Action item = Wherever "arrow" turns up in a line of the entries below, that line counts. Say how many such lines there are, with no other words.

Dataset rows for apps and sites:

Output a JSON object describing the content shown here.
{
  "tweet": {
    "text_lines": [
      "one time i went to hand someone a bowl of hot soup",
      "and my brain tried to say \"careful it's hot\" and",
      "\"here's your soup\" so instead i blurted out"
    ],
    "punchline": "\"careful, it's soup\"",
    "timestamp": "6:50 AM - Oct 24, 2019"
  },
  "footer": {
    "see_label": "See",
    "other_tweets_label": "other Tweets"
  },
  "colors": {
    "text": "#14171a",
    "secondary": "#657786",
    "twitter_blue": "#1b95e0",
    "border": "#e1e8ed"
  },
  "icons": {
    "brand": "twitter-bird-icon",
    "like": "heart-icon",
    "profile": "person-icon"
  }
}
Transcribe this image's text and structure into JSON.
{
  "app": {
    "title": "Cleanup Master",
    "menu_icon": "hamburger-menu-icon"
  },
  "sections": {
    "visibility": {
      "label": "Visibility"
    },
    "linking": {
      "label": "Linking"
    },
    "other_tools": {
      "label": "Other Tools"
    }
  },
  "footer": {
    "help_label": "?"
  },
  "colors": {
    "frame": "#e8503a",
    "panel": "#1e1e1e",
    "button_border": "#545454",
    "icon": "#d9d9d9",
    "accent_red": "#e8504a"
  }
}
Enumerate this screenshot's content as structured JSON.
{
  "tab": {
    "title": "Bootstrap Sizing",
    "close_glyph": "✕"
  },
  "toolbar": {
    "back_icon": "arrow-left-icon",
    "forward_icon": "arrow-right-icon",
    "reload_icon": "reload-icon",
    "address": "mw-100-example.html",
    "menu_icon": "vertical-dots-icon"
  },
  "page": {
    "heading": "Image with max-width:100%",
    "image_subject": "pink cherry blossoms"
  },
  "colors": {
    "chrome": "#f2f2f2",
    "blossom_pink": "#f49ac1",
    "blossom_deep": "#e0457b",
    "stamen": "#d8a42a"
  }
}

Final answer = 2